:: Available data ::

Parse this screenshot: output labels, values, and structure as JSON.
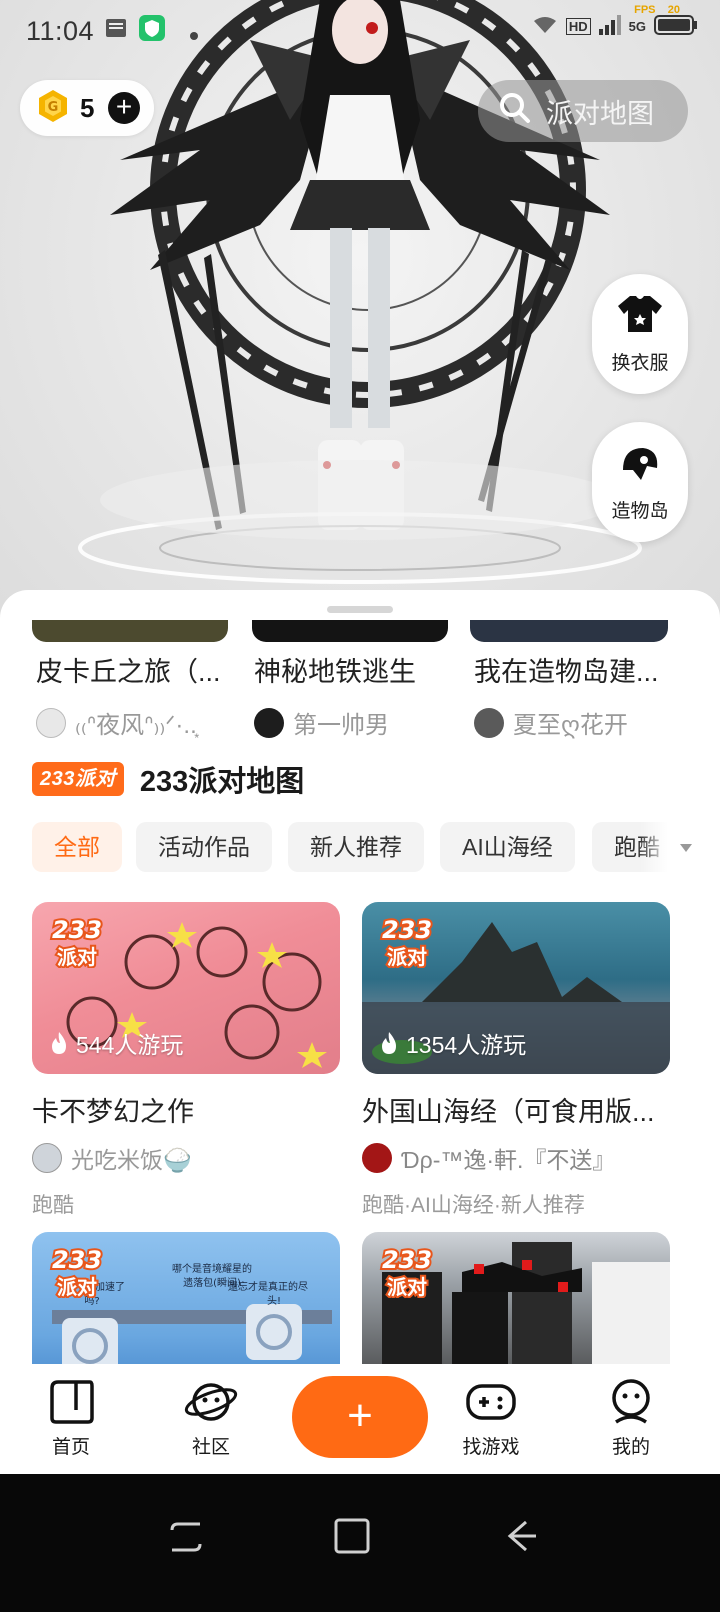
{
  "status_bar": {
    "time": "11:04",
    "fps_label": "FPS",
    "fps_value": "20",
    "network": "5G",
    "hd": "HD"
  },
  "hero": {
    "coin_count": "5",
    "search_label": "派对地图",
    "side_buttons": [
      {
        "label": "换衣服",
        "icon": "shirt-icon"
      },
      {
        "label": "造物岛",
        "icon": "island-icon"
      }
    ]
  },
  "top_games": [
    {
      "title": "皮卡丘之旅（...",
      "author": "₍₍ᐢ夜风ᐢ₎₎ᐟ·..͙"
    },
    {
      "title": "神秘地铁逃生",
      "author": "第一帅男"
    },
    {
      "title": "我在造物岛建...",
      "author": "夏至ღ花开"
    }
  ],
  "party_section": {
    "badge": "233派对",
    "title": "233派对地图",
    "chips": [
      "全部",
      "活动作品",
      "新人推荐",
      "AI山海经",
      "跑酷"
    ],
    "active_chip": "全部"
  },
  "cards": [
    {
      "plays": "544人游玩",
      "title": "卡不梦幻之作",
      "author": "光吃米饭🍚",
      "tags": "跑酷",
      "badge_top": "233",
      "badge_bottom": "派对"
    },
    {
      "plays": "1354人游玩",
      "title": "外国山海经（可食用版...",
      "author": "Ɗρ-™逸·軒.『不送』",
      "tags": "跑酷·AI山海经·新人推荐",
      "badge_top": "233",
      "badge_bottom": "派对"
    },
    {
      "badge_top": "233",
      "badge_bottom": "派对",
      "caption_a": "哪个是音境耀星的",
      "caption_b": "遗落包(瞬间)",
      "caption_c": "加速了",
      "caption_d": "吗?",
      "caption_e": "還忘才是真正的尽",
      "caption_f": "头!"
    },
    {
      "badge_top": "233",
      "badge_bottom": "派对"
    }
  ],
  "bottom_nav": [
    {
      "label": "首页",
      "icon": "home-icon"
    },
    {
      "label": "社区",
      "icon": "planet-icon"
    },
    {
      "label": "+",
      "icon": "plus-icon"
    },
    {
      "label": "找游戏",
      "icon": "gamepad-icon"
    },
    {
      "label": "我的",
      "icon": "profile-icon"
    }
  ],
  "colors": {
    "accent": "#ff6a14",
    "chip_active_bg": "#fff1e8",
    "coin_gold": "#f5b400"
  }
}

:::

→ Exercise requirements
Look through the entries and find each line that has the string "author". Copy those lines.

→ Answer to the problem
      "author": "₍₍ᐢ夜风ᐢ₎₎ᐟ·..͙"
      "author": "第一帅男"
      "author": "夏至ღ花开"
      "author": "光吃米饭🍚",
      "author": "Ɗρ-™逸·軒.『不送』",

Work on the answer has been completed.